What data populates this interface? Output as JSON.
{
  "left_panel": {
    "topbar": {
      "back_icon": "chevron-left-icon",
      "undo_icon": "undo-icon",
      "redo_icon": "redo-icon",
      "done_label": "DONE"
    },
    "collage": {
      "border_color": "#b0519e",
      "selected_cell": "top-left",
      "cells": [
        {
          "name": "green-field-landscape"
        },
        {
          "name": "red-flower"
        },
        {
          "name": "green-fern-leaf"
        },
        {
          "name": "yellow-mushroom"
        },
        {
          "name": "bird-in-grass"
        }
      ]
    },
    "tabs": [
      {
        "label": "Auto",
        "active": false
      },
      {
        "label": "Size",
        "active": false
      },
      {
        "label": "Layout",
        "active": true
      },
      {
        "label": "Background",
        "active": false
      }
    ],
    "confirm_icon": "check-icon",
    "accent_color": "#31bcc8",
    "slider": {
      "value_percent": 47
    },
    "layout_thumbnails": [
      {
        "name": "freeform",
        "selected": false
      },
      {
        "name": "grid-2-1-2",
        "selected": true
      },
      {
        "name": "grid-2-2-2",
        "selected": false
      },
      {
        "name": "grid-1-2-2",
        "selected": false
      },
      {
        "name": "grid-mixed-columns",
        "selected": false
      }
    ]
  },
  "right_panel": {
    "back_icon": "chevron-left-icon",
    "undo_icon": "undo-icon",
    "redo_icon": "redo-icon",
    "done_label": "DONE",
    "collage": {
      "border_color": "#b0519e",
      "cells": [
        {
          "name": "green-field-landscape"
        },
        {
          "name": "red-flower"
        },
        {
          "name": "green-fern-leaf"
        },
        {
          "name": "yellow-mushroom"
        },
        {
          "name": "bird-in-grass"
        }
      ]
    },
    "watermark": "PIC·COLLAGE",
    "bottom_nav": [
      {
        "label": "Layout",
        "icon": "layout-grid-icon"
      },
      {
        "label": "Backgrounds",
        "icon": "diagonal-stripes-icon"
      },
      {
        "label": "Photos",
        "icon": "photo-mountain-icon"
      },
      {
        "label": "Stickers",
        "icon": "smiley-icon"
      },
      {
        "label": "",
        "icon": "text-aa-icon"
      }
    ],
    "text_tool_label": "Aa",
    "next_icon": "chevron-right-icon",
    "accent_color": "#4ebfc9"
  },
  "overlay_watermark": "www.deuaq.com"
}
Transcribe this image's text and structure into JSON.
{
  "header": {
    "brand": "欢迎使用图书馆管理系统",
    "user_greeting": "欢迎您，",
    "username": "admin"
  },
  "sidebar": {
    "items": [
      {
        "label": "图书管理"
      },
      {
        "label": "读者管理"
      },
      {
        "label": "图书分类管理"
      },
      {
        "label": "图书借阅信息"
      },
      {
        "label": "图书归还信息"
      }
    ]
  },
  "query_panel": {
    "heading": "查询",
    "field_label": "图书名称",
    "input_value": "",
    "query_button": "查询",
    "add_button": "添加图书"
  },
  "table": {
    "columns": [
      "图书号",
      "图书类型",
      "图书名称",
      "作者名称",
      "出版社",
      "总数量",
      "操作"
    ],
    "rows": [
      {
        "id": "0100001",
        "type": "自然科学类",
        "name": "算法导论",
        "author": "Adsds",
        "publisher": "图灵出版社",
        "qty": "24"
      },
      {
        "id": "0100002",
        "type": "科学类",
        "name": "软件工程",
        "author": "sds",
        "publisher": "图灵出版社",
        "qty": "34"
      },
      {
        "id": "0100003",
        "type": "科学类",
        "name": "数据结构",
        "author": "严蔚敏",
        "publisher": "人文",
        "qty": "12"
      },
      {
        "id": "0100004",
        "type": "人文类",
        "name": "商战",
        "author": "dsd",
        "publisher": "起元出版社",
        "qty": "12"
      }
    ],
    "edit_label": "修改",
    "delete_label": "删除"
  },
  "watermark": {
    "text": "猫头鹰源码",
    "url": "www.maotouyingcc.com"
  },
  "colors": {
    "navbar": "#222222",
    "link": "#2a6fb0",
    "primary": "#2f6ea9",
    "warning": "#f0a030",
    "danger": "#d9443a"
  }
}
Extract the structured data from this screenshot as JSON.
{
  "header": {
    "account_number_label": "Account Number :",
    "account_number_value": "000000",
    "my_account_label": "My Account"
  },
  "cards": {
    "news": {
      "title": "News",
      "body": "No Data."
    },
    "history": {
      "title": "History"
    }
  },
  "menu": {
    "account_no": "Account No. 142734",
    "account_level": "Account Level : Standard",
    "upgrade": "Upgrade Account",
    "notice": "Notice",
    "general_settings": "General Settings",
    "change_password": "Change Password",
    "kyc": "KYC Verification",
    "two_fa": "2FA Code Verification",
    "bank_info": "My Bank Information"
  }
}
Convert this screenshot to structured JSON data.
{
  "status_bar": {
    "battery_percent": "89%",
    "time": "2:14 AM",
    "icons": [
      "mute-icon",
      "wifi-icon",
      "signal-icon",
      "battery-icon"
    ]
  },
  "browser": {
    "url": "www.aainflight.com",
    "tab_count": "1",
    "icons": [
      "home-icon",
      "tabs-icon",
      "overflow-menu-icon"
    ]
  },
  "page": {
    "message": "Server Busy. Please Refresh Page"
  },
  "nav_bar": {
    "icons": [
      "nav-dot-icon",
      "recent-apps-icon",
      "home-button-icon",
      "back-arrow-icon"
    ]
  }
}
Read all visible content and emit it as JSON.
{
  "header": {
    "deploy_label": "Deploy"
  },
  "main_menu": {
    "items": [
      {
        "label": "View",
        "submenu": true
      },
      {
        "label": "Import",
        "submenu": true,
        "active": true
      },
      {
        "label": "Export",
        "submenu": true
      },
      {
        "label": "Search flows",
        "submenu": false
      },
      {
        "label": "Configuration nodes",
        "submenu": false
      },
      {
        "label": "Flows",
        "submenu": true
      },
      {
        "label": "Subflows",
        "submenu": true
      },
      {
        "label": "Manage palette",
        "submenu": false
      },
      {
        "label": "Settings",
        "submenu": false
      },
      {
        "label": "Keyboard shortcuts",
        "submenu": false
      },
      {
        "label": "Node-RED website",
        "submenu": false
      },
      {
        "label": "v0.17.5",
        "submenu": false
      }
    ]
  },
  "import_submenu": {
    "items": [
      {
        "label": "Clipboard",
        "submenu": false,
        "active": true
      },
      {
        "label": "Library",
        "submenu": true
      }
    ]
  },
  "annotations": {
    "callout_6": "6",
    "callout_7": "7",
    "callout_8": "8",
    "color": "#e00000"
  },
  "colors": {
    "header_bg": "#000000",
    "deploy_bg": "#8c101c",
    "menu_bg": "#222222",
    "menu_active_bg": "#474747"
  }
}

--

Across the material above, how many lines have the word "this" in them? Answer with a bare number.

▸ **Problem solution**: 4